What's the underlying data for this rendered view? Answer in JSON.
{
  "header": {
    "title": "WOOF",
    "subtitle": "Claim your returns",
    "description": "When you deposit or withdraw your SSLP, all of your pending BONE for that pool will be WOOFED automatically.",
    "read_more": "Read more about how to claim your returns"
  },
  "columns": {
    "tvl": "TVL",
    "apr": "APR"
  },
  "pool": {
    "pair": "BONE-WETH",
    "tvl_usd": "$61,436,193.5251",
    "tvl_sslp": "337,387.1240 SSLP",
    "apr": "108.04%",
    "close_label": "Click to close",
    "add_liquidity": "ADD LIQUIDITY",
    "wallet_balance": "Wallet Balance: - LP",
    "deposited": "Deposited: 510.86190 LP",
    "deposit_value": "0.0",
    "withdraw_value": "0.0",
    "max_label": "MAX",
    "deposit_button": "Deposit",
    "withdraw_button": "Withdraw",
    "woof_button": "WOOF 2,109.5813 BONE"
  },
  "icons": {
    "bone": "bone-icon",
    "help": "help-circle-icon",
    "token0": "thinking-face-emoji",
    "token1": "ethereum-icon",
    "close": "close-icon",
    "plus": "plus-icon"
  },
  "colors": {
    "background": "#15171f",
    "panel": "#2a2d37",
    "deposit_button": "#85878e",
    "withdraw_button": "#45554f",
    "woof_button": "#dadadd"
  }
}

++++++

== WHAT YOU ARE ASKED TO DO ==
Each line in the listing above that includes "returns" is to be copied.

== WORKED SOLUTION ==
    "subtitle": "Claim your returns",
    "read_more": "Read more about how to claim your returns"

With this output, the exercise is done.